In the two years it languished as vaporware, the Garmin Nuvifone G60 was hyped by various tech outlets as everything from a smartphone savior to an iPhone killer. (We at get-gadget resisted such sensationalism.) But now the GPS-enabled smartphone is finally for sale — and it’s a Frankenstein, a monstrous creation that almost makes us want to swear off smartphones entirely.

There’s little good to be said about this phone but we’ll try to break it down before ranting about its copious flaws. It does fit neatly in hand and weighs about the same as the iPhone or the Palm Pre. It also has a 3.5-inch touchscreen too and there’s no added bulk of a physical keyboard. The home screen is also fairly practical; it’s divided into two fields with one area featuring icons for making calls and activating navigation, while the other has a sparse amount of apps like e-mail, a web browser and a music player. And then there’s, uh …

Okay, that’s about it for the good points.

Let’s rage against the screen for a moment: Instead of a capacitive touchscreen — like the kind that graces the iPhone, Palm and HTC G1, among others — the Nuvifone uses resistive technology. You have to practically jam your finger into the display to activate an icon. The result: a bumpy, sluggish experience as you navigate through the device’s options. Typing an e-mail or text message? Get ready for an episode of Extreme Typos. There’s no auto-correct option as with the iPhone.

In another puzzling decision, Garmin has adopted an extreme approach to simplicity. The Nuvifone has no buttons, not even a home button. So you are entirely at the mercy of the phone’s software.

That makes us wish Garmin had put more thought into its user interface. In one of the few neat tricks in the phone, Garmin has split the main screen into two. The left half has three major buttons: call, search and applications. A slider on the right provides options such as e-mail, weather, web browser and calendar. It’s a clean interface — as far as it goes.

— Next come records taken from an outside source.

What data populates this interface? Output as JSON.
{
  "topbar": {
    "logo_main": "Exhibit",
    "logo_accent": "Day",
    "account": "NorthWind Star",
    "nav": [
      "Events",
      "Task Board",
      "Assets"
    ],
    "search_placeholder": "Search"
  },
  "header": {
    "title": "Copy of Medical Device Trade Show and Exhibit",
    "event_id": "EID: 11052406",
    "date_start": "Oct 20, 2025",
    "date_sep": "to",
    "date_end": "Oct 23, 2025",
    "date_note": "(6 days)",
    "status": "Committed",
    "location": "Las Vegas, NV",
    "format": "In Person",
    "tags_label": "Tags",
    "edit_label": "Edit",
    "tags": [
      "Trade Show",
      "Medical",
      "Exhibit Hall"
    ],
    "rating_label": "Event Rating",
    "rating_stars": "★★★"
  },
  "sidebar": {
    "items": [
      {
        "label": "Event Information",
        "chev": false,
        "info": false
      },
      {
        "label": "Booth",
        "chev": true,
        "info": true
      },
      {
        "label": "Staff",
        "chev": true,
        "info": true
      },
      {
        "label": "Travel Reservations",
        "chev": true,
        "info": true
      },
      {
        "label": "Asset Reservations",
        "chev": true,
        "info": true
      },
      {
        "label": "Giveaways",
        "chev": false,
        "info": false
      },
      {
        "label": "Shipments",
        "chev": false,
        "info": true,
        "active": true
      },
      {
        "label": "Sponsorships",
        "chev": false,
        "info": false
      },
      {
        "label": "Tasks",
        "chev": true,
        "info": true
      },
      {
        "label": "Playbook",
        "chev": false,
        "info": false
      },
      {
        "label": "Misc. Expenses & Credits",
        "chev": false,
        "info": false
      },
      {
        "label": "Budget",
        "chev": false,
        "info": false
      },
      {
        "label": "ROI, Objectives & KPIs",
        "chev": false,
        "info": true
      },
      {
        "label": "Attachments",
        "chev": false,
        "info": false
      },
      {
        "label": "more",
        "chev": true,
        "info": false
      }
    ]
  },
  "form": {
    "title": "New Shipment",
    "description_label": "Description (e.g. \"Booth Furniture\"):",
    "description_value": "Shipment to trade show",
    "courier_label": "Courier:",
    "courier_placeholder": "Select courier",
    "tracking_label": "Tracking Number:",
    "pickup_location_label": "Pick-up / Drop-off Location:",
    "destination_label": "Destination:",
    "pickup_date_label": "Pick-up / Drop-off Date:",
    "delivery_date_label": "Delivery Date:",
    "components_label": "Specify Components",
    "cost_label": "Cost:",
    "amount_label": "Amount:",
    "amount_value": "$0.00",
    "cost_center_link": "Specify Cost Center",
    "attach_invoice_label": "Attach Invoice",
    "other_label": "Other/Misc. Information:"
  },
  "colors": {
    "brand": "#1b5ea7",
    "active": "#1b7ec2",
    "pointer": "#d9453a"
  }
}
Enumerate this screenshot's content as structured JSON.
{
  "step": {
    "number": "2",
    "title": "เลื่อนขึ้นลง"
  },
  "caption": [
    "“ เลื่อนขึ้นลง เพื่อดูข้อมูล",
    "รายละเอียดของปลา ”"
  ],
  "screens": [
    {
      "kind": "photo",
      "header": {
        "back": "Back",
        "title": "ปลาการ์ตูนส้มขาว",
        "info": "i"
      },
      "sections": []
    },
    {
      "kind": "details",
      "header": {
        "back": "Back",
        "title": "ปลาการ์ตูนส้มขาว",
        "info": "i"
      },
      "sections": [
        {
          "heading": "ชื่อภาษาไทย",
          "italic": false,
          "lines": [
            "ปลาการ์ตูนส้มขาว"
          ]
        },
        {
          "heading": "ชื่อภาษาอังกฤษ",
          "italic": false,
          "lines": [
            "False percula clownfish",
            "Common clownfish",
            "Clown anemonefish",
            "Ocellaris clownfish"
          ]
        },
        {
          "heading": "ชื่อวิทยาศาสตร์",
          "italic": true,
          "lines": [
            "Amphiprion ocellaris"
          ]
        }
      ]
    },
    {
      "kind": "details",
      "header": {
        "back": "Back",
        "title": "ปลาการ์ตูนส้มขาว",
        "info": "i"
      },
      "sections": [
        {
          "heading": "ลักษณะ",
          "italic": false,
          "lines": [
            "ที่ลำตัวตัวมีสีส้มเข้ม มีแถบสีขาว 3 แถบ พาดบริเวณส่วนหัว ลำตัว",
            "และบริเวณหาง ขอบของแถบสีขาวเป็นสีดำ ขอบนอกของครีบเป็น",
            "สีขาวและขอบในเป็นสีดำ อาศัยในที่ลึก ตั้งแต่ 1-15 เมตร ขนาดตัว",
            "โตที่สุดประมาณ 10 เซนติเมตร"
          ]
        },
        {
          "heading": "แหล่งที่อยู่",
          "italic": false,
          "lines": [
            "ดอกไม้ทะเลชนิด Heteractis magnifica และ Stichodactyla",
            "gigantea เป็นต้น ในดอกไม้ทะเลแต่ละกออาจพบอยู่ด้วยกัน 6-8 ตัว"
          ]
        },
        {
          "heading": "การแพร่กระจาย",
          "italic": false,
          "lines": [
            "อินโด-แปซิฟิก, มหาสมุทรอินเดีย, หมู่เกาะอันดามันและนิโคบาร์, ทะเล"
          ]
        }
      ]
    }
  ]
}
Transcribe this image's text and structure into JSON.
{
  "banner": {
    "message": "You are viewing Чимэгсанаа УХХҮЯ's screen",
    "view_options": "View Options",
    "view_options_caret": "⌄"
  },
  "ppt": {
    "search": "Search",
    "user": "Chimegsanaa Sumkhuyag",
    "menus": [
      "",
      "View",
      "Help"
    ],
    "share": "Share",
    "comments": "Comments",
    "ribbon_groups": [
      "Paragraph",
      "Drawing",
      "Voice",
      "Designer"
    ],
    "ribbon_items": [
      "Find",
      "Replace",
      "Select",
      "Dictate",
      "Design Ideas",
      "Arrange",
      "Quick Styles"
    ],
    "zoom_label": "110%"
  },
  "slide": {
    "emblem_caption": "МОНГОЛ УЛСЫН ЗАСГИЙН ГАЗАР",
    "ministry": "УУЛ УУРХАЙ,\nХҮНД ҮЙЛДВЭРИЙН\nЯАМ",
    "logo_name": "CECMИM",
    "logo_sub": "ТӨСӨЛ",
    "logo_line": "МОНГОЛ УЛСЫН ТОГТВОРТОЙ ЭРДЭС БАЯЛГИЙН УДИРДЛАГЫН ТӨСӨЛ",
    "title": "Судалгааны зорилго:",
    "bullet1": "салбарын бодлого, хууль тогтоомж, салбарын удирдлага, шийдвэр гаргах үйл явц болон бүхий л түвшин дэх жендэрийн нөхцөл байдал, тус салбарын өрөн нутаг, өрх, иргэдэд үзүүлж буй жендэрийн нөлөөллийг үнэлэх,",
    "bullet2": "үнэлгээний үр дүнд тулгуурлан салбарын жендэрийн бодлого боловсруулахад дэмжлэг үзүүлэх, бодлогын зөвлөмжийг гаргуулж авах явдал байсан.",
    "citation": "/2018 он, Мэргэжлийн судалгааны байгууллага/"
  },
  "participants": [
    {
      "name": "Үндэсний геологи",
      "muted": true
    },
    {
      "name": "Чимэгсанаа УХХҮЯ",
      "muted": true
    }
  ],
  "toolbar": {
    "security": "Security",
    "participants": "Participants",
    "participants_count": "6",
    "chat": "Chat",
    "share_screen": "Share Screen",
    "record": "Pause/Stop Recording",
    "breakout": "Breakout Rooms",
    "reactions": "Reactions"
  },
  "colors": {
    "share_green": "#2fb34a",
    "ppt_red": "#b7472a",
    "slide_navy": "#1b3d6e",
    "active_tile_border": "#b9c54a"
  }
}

But a phone that’s dedicated to GPS should be at least good at navigation right? Guess again. While the turn-by-turn directions are fairly accurate for guiding you to a destination, getting data entered into the device is a magnificent pain. Endless menu taps are required to locate the correct fields for entering address information. What’s worse, the maps themselves are graphically ugly: They look like a digital version of cat vomit.

The phone ties the GPS closely to anything that looks like an address. So once I searched for the nearest Target on the browser, I could, with a single click, have the device show directions to the store from my current location.

Unfortunately, the phone’s browser is stunted and terribly difficult to use. Want to type in a web address? There’s no URL bar: Instead, you have to open up a separate window to enter a website URL. No multitouch means no pinching and zooming on web pages. Instead you need to press onscreen + and – buttons to re-size the page.

The phone’s virtual keyboard is also tricky. The QWERTY keyboard only appears in horizontal mode. In the vertical mode, the keys are arranged in an ABCDE pattern, which makes text entry take twice as long. The Nuvifone seems stuck in some sort of space/time bubble that exists somewhere around 2004. The phone comes loaded with just a few apps and there’s no marketplace to download any new ones, so forget about Twitter, Facebook, Yelp or Pandora. Sure, you can get to these sites using the web browser, but that, of course, would require using the web browser.

As if horrible software and hardware wasn’t enough, Garmin adds insult to injury with a mystifying high price tag. Even after the $100 mail-in rebate, the phone costs $300 with a two-year contract on AT&T. That’s $100 more than the latest iPhone and more than the Palm Pre or almost any BlackBerry device. The Nuvifone is not just rough around the edges, it’s a device that seems to have lost its will to live. If you want a decent GPS, we suggest you get a standalone system from Garmin, TomTom — or get an iPhone, or an HTC Hero from Sprint. Any of those options will be easier, more reliable and cheaper than Garmin’s half-baked Nuvifone.

Spread the love